=== What is expected ===
Reproduce the whole of the records exactly, and make sure no picture is carried into the result.

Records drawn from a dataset
•••

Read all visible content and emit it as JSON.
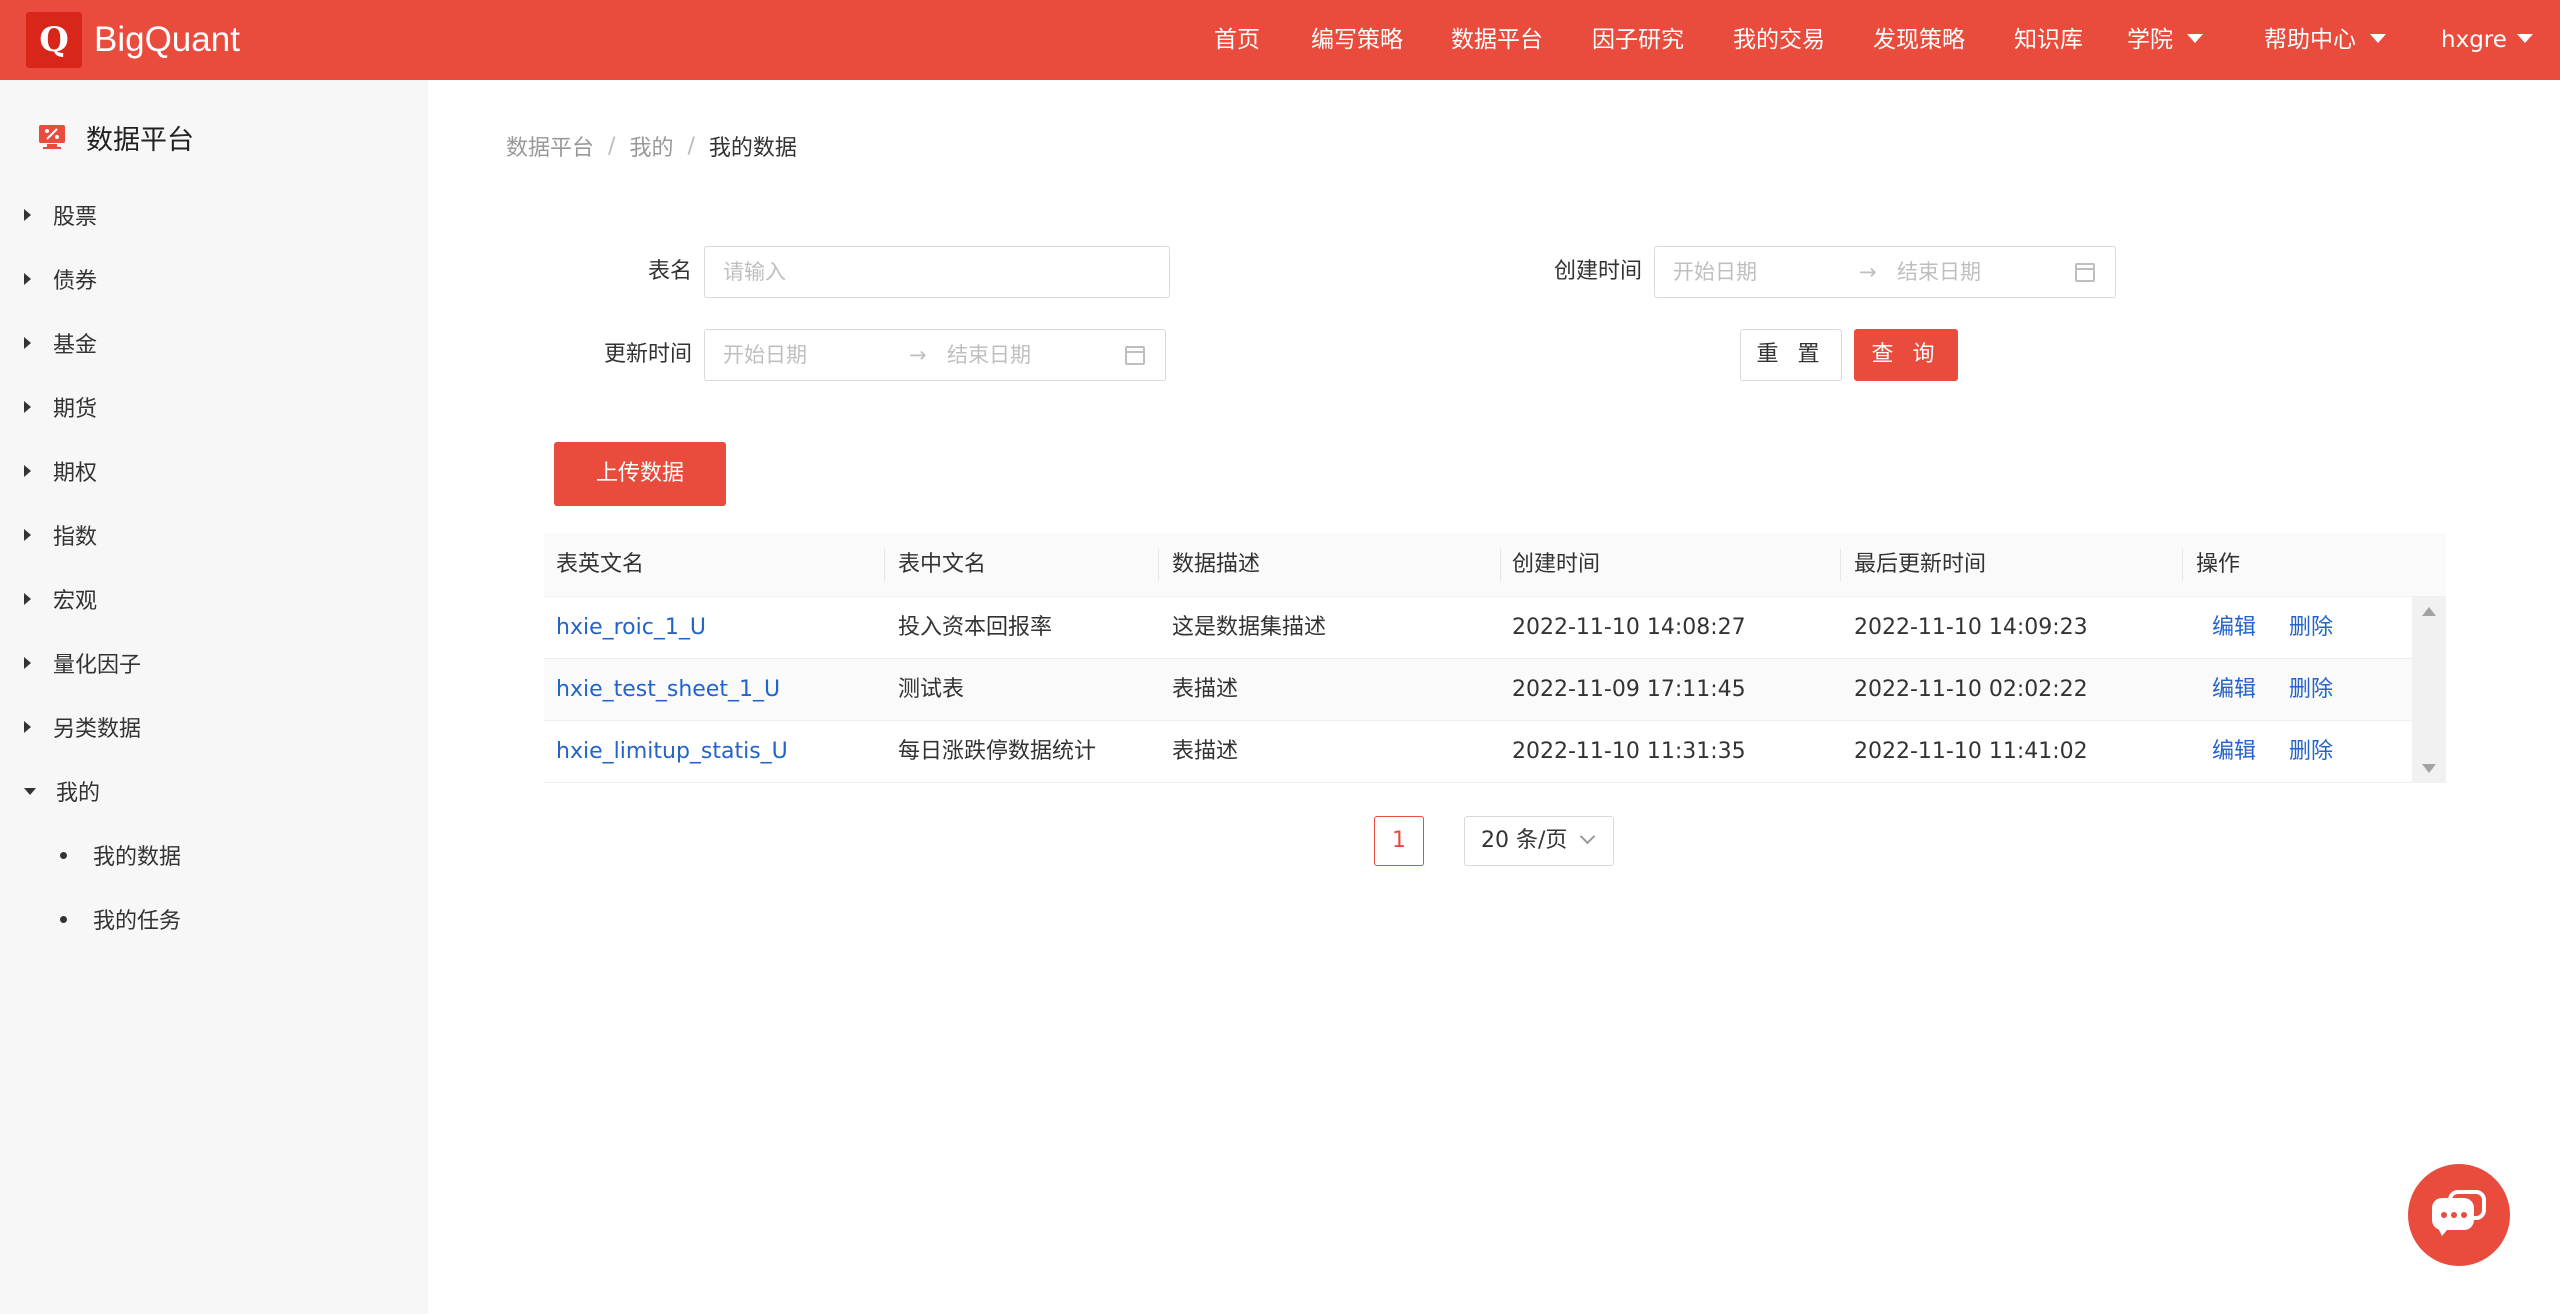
{
  "header": {
    "logo_letter": "Q",
    "brand": "BigQuant",
    "nav": [
      "首页",
      "编写策略",
      "数据平台",
      "因子研究",
      "我的交易",
      "发现策略",
      "知识库"
    ],
    "nav_dropdowns": [
      "学院",
      "帮助中心",
      "hxgre"
    ]
  },
  "sidebar": {
    "title": "数据平台",
    "items": [
      "股票",
      "债券",
      "基金",
      "期货",
      "期权",
      "指数",
      "宏观",
      "量化因子",
      "另类数据",
      "我的"
    ],
    "sub_items": [
      "我的数据",
      "我的任务"
    ]
  },
  "breadcrumb": [
    "数据平台",
    "我的",
    "我的数据"
  ],
  "filters": {
    "table_name_label": "表名",
    "table_name_placeholder": "请输入",
    "created_label": "创建时间",
    "updated_label": "更新时间",
    "start_placeholder": "开始日期",
    "end_placeholder": "结束日期",
    "reset_label": "重 置",
    "query_label": "查 询"
  },
  "upload_label": "上传数据",
  "table": {
    "columns": [
      "表英文名",
      "表中文名",
      "数据描述",
      "创建时间",
      "最后更新时间",
      "操作"
    ],
    "rows": [
      {
        "en": "hxie_roic_1_U",
        "cn": "投入资本回报率",
        "desc": "这是数据集描述",
        "created": "2022-11-10 14:08:27",
        "updated": "2022-11-10 14:09:23",
        "edit": "编辑",
        "delete": "删除"
      },
      {
        "en": "hxie_test_sheet_1_U",
        "cn": "测试表",
        "desc": "表描述",
        "created": "2022-11-09 17:11:45",
        "updated": "2022-11-10 02:02:22",
        "edit": "编辑",
        "delete": "删除"
      },
      {
        "en": "hxie_limitup_statis_U",
        "cn": "每日涨跌停数据统计",
        "desc": "表描述",
        "created": "2022-11-10 11:31:35",
        "updated": "2022-11-10 11:41:02",
        "edit": "编辑",
        "delete": "删除"
      }
    ]
  },
  "pagination": {
    "current_page": "1",
    "page_size": "20 条/页"
  },
  "colors": {
    "brand": "#e94b3c",
    "link": "#2463c9"
  }
}
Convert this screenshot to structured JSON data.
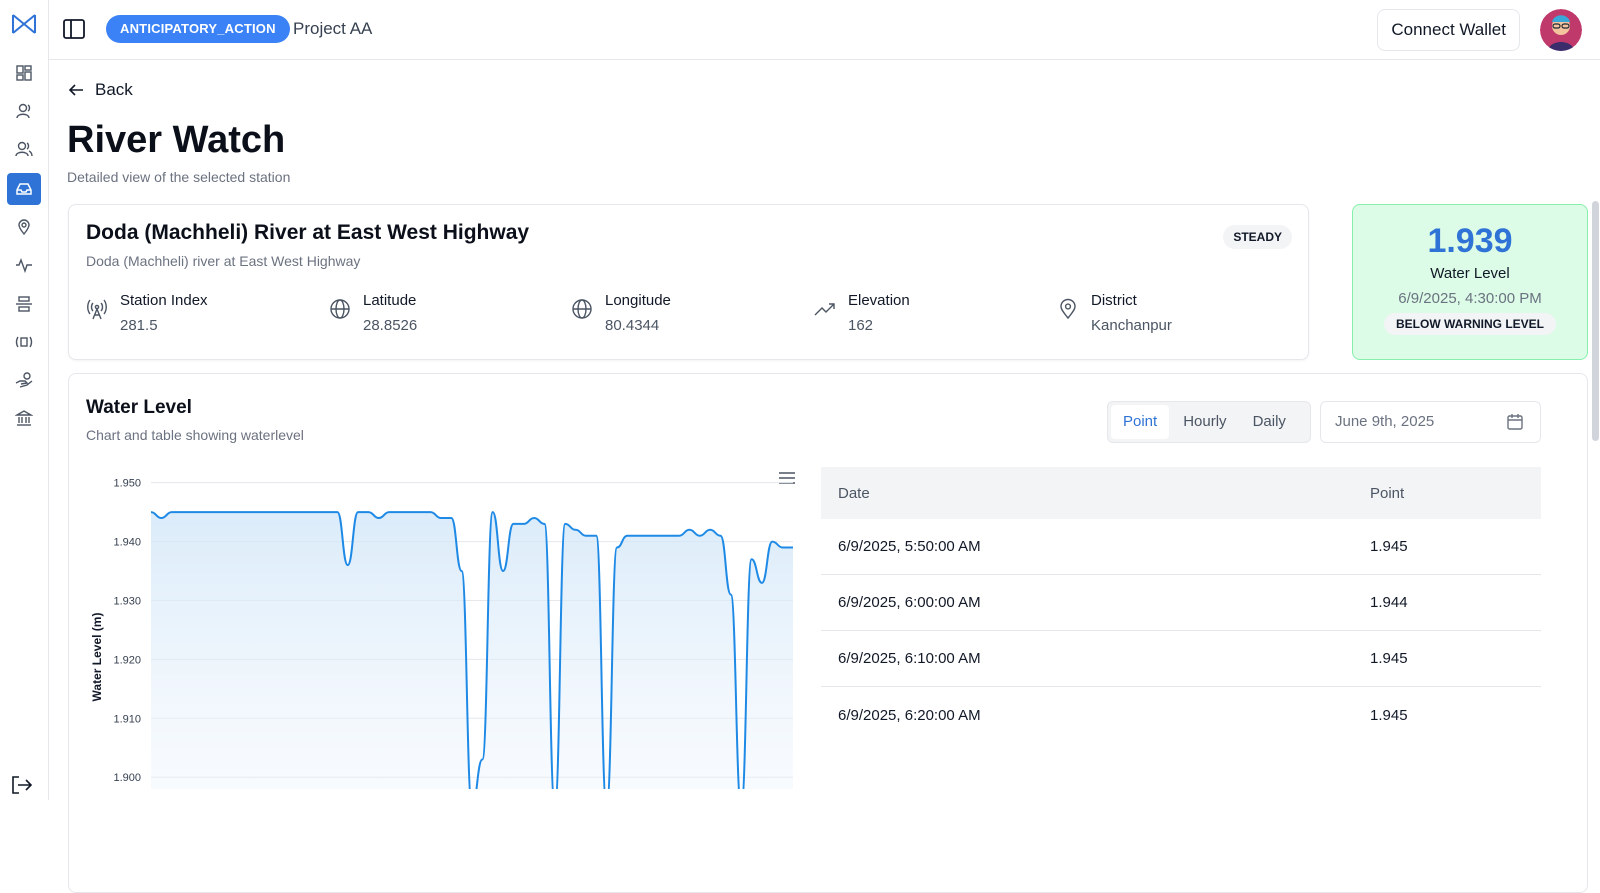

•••

=== Response to the exercise ===
Read all visible content and emit it as JSON.
{
  "header": {
    "logo_letter": "Q",
    "brand": "BigQuant",
    "nav": [
      "首页",
      "编写策略",
      "数据平台",
      "因子研究",
      "我的交易",
      "发现策略",
      "知识库"
    ],
    "nav_dropdowns": [
      "学院",
      "帮助中心",
      "hxgre"
    ]
  },
  "sidebar": {
    "title": "数据平台",
    "items": [
      "股票",
      "债券",
      "基金",
      "期货",
      "期权",
      "指数",
      "宏观",
      "量化因子",
      "另类数据",
      "我的"
    ],
    "sub_items": [
      "我的数据",
      "我的任务"
    ]
  },
  "breadcrumb": [
    "数据平台",
    "我的",
    "我的数据"
  ],
  "filters": {
    "table_name_label": "表名",
    "table_name_placeholder": "请输入",
    "created_label": "创建时间",
    "updated_label": "更新时间",
    "start_placeholder": "开始日期",
    "end_placeholder": "结束日期",
    "reset_label": "重 置",
    "query_label": "查 询"
  },
  "upload_label": "上传数据",
  "table": {
    "columns": [
      "表英文名",
      "表中文名",
      "数据描述",
      "创建时间",
      "最后更新时间",
      "操作"
    ],
    "rows": [
      {
        "en": "hxie_roic_1_U",
        "cn": "投入资本回报率",
        "desc": "这是数据集描述",
        "created": "2022-11-10 14:08:27",
        "updated": "2022-11-10 14:09:23",
        "edit": "编辑",
        "delete": "删除"
      },
      {
        "en": "hxie_test_sheet_1_U",
        "cn": "测试表",
        "desc": "表描述",
        "created": "2022-11-09 17:11:45",
        "updated": "2022-11-10 02:02:22",
        "edit": "编辑",
        "delete": "删除"
      },
      {
        "en": "hxie_limitup_statis_U",
        "cn": "每日涨跌停数据统计",
        "desc": "表描述",
        "created": "2022-11-10 11:31:35",
        "updated": "2022-11-10 11:41:02",
        "edit": "编辑",
        "delete": "删除"
      }
    ]
  },
  "pagination": {
    "current_page": "1",
    "page_size": "20 条/页"
  },
  "colors": {
    "brand": "#e94b3c",
    "link": "#2463c9"
  }
}
Convert this screenshot to structured JSON data.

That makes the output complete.